= Beginning of Section =
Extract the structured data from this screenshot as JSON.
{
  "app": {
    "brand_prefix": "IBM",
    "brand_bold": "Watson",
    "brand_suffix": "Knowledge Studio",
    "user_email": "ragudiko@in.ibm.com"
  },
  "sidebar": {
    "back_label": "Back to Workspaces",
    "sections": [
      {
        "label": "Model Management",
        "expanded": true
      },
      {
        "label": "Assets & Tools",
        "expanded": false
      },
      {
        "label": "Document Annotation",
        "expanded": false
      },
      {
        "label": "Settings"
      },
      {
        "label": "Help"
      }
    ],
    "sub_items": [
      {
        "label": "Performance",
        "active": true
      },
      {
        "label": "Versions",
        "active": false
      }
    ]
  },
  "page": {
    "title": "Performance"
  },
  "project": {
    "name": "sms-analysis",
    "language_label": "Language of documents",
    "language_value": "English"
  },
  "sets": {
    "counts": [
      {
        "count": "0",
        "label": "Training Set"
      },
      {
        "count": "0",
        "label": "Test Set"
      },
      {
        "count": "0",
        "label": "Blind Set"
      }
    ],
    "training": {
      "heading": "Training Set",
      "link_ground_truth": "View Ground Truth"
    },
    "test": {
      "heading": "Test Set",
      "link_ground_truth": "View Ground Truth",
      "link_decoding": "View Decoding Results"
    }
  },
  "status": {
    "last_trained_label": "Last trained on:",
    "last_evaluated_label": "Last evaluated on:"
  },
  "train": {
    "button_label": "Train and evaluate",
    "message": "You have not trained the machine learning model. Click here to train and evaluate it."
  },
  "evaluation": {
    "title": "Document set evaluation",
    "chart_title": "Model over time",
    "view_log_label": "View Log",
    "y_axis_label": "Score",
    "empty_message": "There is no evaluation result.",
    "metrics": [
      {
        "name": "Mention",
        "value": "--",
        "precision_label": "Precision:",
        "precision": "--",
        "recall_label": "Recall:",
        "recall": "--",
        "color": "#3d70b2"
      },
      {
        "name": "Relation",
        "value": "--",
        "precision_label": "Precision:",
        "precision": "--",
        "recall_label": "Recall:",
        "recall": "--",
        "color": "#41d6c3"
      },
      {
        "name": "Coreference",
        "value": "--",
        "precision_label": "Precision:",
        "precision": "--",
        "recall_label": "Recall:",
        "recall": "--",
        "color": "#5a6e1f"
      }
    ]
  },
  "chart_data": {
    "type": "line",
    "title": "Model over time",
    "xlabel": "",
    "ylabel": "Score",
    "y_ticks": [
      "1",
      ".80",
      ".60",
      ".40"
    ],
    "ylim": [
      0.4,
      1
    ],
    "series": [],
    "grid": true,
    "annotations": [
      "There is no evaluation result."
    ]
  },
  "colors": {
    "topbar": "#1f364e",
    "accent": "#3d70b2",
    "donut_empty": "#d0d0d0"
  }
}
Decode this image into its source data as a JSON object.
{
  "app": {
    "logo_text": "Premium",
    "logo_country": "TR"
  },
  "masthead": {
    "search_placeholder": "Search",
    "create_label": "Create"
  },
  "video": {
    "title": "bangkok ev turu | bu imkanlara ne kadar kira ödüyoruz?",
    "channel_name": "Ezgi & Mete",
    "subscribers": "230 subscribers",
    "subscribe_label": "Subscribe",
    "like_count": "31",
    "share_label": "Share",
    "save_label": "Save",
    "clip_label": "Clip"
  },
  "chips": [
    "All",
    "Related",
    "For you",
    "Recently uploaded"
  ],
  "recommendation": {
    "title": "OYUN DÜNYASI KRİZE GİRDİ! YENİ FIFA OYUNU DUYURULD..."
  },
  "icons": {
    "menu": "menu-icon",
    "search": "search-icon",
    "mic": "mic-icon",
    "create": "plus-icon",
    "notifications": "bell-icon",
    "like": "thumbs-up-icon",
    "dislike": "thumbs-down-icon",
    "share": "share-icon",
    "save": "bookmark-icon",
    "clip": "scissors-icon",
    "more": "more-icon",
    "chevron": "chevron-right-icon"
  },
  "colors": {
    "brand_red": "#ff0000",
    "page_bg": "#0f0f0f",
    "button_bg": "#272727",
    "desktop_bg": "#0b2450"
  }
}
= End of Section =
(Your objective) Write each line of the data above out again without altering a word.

(Answer box)
Extract the structured data from this screenshot as JSON.
{
  "app": {
    "brand_prefix": "IBM",
    "brand_bold": "Watson",
    "brand_suffix": "Knowledge Studio",
    "user_email": "ragudiko@in.ibm.com"
  },
  "sidebar": {
    "back_label": "Back to Workspaces",
    "sections": [
      {
        "label": "Model Management",
        "expanded": true
      },
      {
        "label": "Assets & Tools",
        "expanded": false
      },
      {
        "label": "Document Annotation",
        "expanded": false
      },
      {
        "label": "Settings"
      },
      {
        "label": "Help"
      }
    ],
    "sub_items": [
      {
        "label": "Performance",
        "active": true
      },
      {
        "label": "Versions",
        "active": false
      }
    ]
  },
  "page": {
    "title": "Performance"
  },
  "project": {
    "name": "sms-analysis",
    "language_label": "Language of documents",
    "language_value": "English"
  },
  "sets": {
    "counts": [
      {
        "count": "0",
        "label": "Training Set"
      },
      {
        "count": "0",
        "label": "Test Set"
      },
      {
        "count": "0",
        "label": "Blind Set"
      }
    ],
    "training": {
      "heading": "Training Set",
      "link_ground_truth": "View Ground Truth"
    },
    "test": {
      "heading": "Test Set",
      "link_ground_truth": "View Ground Truth",
      "link_decoding": "View Decoding Results"
    }
  },
  "status": {
    "last_trained_label": "Last trained on:",
    "last_evaluated_label": "Last evaluated on:"
  },
  "train": {
    "button_label": "Train and evaluate",
    "message": "You have not trained the machine learning model. Click here to train and evaluate it."
  },
  "evaluation": {
    "title": "Document set evaluation",
    "chart_title": "Model over time",
    "view_log_label": "View Log",
    "y_axis_label": "Score",
    "empty_message": "There is no evaluation result.",
    "metrics": [
      {
        "name": "Mention",
        "value": "--",
        "precision_label": "Precision:",
        "precision": "--",
        "recall_label": "Recall:",
        "recall": "--",
        "color": "#3d70b2"
      },
      {
        "name": "Relation",
        "value": "--",
        "precision_label": "Precision:",
        "precision": "--",
        "recall_label": "Recall:",
        "recall": "--",
        "color": "#41d6c3"
      },
      {
        "name": "Coreference",
        "value": "--",
        "precision_label": "Precision:",
        "precision": "--",
        "recall_label": "Recall:",
        "recall": "--",
        "color": "#5a6e1f"
      }
    ]
  },
  "chart_data": {
    "type": "line",
    "title": "Model over time",
    "xlabel": "",
    "ylabel": "Score",
    "y_ticks": [
      "1",
      ".80",
      ".60",
      ".40"
    ],
    "ylim": [
      0.4,
      1
    ],
    "series": [],
    "grid": true,
    "annotations": [
      "There is no evaluation result."
    ]
  },
  "colors": {
    "topbar": "#1f364e",
    "accent": "#3d70b2",
    "donut_empty": "#d0d0d0"
  }
}
Decode this image into its source data as a JSON object.
{
  "app": {
    "logo_text": "Premium",
    "logo_country": "TR"
  },
  "masthead": {
    "search_placeholder": "Search",
    "create_label": "Create"
  },
  "video": {
    "title": "bangkok ev turu | bu imkanlara ne kadar kira ödüyoruz?",
    "channel_name": "Ezgi & Mete",
    "subscribers": "230 subscribers",
    "subscribe_label": "Subscribe",
    "like_count": "31",
    "share_label": "Share",
    "save_label": "Save",
    "clip_label": "Clip"
  },
  "chips": [
    "All",
    "Related",
    "For you",
    "Recently uploaded"
  ],
  "recommendation": {
    "title": "OYUN DÜNYASI KRİZE GİRDİ! YENİ FIFA OYUNU DUYURULD..."
  },
  "icons": {
    "menu": "menu-icon",
    "search": "search-icon",
    "mic": "mic-icon",
    "create": "plus-icon",
    "notifications": "bell-icon",
    "like": "thumbs-up-icon",
    "dislike": "thumbs-down-icon",
    "share": "share-icon",
    "save": "bookmark-icon",
    "clip": "scissors-icon",
    "more": "more-icon",
    "chevron": "chevron-right-icon"
  },
  "colors": {
    "brand_red": "#ff0000",
    "page_bg": "#0f0f0f",
    "button_bg": "#272727",
    "desktop_bg": "#0b2450"
  }
}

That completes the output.